Hybridization: The hybridization of brick-and-mortar, e-commerce and pop-up retail is creating interesting new business practices. Chacos footwear is a classic example – owns its website and sells direct-to-consumer supplemented by a series of nomadic pop-up shops in cities, at music festivals.

Uberization of Payments: Uber and Airbnb have been at the forefront of integrated commerce, a trend that many in the payments industry refer to as the ‘Uberization of payments’. In this space, mobile is key to DTC opportunities because it reduces the number of steps between browsing and buying. In the case of Uber, the mobile app turns many would-be cash or card transactions into automatic digital payments. Apps such as these have introduced many first-time mobile payment users to the concept of mobile-enabled commerce. We know how quickly this industry is evolved.

Facebook AR Model: Facebook thinks the future of smartphones lies in AR and AR enables advertising and social hellscape. Ubiquitous and free-to-use AR built right into smartphones is fast approaching. That paves the way for aggressive advertising overlaid over every inch of our line of sight, and the kinds of public ranking systems that split society into the have’s and have not’s.

Amazon Algorithm: The core of D2C strategy here is an all-out price war between Amazon and Walmart. I would like to mention about “Amazon algorithm“ – as media reports say Amazon algorithm that works to match or beat prices from other websites and stores. It finds the lowest price per unit or per ounce for a given product — even if it’s in a huge bulk-size pack at Costco — and applies it across the same type of good on Amazon, even when the pack size is much smaller.

IKEA “Co-creation Platforms”: IKEA achieved double digit growth for digital sales with a user-generated platform engaging buyers from the design stage to purchase. This platform became a gateway for social commerce showcasing the homes of IKEA’s online community and transforming them into real life product showrooms.

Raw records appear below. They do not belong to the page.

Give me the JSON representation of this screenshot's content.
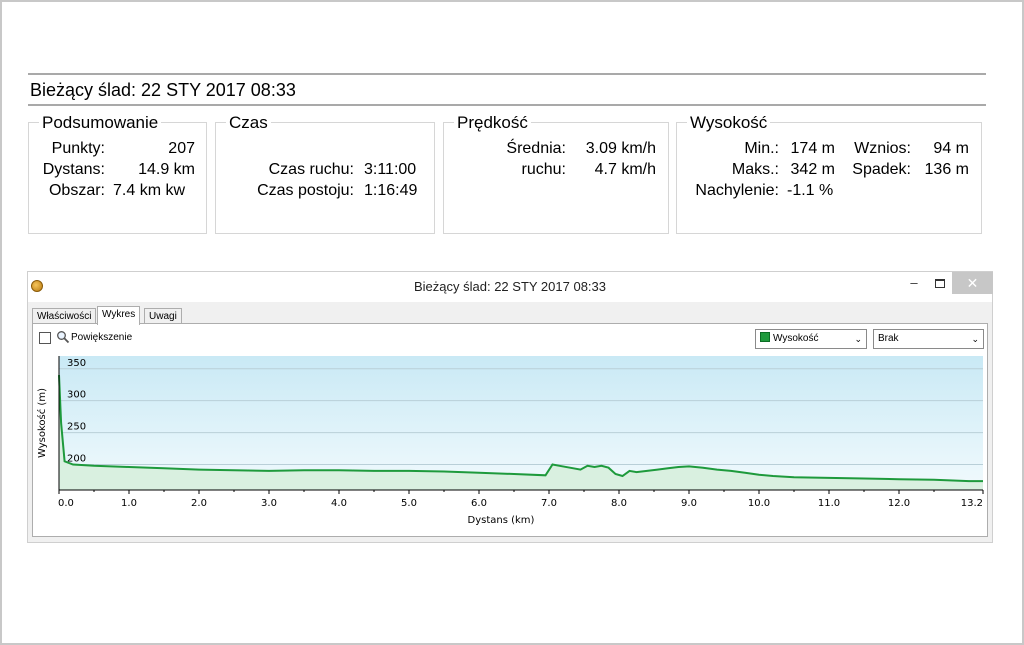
{
  "summary": {
    "title": "Bieżący ślad: 22 STY 2017 08:33",
    "podsumowanie": {
      "legend": "Podsumowanie",
      "punkty_label": "Punkty:",
      "punkty_value": "207",
      "dystans_label": "Dystans:",
      "dystans_value": "14.9 km",
      "obszar_label": "Obszar:",
      "obszar_value": "7.4 km kw"
    },
    "czas": {
      "legend": "Czas",
      "ruch_label": "Czas ruchu:",
      "ruch_value": "3:11:00",
      "postoj_label": "Czas postoju:",
      "postoj_value": "1:16:49"
    },
    "predkosc": {
      "legend": "Prędkość",
      "srednia_label": "Średnia:",
      "srednia_value": "3.09 km/h",
      "ruchu_label": "ruchu:",
      "ruchu_value": "4.7 km/h"
    },
    "wysokosc": {
      "legend": "Wysokość",
      "min_label": "Min.:",
      "min_value": "174 m",
      "maks_label": "Maks.:",
      "maks_value": "342 m",
      "nachylenie_label": "Nachylenie:",
      "nachylenie_value": "-1.1 %",
      "wznios_label": "Wznios:",
      "wznios_value": "94 m",
      "spadek_label": "Spadek:",
      "spadek_value": "136 m"
    }
  },
  "window": {
    "title": "Bieżący ślad: 22 STY 2017 08:33",
    "minimize_glyph": "–",
    "close_glyph": "✕",
    "tabs": [
      "Właściwości",
      "Wykres",
      "Uwagi"
    ],
    "active_tab": 1,
    "zoom_label": "Powiększenie",
    "series_select": "Wysokość",
    "secondary_select": "Brak",
    "colors": {
      "line": "#1e9a3c",
      "fill": "#d9f0e0",
      "plot_bg_top": "#c9e9f5",
      "plot_bg_bottom": "#f1fafd"
    }
  },
  "chart_data": {
    "type": "area",
    "xlabel": "Dystans (km)",
    "ylabel": "Wysokość (m)",
    "xlim": [
      0,
      13.2
    ],
    "ylim": [
      160,
      370
    ],
    "x_ticks": [
      "0.0",
      "1.0",
      "2.0",
      "3.0",
      "4.0",
      "5.0",
      "6.0",
      "7.0",
      "8.0",
      "9.0",
      "10.0",
      "11.0",
      "12.0",
      "13.2"
    ],
    "x_tick_values": [
      0,
      1,
      2,
      3,
      4,
      5,
      6,
      7,
      8,
      9,
      10,
      11,
      12,
      13.2
    ],
    "y_ticks": [
      "200",
      "250",
      "300",
      "350"
    ],
    "y_tick_values": [
      200,
      250,
      300,
      350
    ],
    "grid": true,
    "series": [
      {
        "x": [
          0,
          0.03,
          0.08,
          0.2,
          0.5,
          1.0,
          1.5,
          2.0,
          2.5,
          3.0,
          3.5,
          4.0,
          4.5,
          5.0,
          5.5,
          6.0,
          6.5,
          6.95,
          7.05,
          7.15,
          7.3,
          7.45,
          7.55,
          7.65,
          7.75,
          7.85,
          7.95,
          8.05,
          8.15,
          8.25,
          8.4,
          8.55,
          8.7,
          8.85,
          9.0,
          9.2,
          9.4,
          9.6,
          9.8,
          10.0,
          10.2,
          10.5,
          11.0,
          11.5,
          12.0,
          12.5,
          13.0,
          13.2
        ],
        "y": [
          340,
          265,
          205,
          200,
          198,
          196,
          194,
          192,
          191,
          190,
          191,
          191,
          190,
          190,
          189,
          187,
          185,
          183,
          200,
          198,
          195,
          192,
          198,
          196,
          198,
          195,
          185,
          182,
          190,
          188,
          190,
          192,
          194,
          196,
          197,
          195,
          192,
          190,
          187,
          184,
          182,
          180,
          179,
          178,
          177,
          176,
          174,
          174
        ]
      }
    ]
  }
}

Google’s Zero Moment of Truth: Unlike the earlier days of mass media advertising, zero movement of truth in DTC arena is often more peer- and social media-driven. Marketing channel that arguably is poised better than any other to both create that moment of truth. The customer becomes a co-creator in the creative process and consumers are evolving into prosumers.

Let us meet in Part III of the Series ….